:: Action item ::
Copy each line below that contains "title".

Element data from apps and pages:
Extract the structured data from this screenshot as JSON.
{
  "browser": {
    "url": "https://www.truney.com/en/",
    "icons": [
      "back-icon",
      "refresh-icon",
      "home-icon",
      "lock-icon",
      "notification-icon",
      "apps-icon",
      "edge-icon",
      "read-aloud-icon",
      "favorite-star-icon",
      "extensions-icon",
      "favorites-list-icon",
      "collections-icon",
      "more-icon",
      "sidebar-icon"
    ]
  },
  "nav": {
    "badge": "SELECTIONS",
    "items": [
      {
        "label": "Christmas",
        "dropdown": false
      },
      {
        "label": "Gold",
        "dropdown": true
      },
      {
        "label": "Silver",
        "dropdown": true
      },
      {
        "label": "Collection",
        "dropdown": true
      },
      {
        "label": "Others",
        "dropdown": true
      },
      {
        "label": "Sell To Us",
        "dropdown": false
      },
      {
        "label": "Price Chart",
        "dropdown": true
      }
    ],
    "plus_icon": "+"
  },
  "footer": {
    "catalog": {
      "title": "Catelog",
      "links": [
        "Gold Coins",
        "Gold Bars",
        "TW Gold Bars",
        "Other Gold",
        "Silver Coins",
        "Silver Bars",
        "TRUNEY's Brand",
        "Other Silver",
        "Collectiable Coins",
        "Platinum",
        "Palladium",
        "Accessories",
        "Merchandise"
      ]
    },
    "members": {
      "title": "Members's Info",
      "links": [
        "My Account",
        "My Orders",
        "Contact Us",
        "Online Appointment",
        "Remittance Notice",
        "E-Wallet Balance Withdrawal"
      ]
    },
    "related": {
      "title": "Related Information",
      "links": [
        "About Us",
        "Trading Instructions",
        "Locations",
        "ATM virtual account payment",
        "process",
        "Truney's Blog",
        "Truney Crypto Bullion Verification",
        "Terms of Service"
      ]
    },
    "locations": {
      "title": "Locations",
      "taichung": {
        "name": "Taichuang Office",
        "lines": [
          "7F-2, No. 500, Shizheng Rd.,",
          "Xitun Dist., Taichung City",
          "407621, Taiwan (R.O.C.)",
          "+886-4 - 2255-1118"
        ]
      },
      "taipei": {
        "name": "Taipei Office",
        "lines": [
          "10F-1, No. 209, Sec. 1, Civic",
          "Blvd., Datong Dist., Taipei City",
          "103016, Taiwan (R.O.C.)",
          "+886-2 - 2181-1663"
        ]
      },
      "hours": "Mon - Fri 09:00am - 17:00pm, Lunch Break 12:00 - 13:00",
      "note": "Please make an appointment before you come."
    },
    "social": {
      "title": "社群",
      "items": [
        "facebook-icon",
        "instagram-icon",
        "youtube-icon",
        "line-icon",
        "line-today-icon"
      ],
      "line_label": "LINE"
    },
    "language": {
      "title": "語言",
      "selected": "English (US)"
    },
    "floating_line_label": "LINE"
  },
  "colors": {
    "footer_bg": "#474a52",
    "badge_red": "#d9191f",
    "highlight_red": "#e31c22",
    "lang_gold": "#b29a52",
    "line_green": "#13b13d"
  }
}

:: Your response ::
      "title": "Catelog",
      "title": "Members's Info",
      "title": "Related Information",
      "title": "Locations",
      "title": "社群",
      "title": "語言",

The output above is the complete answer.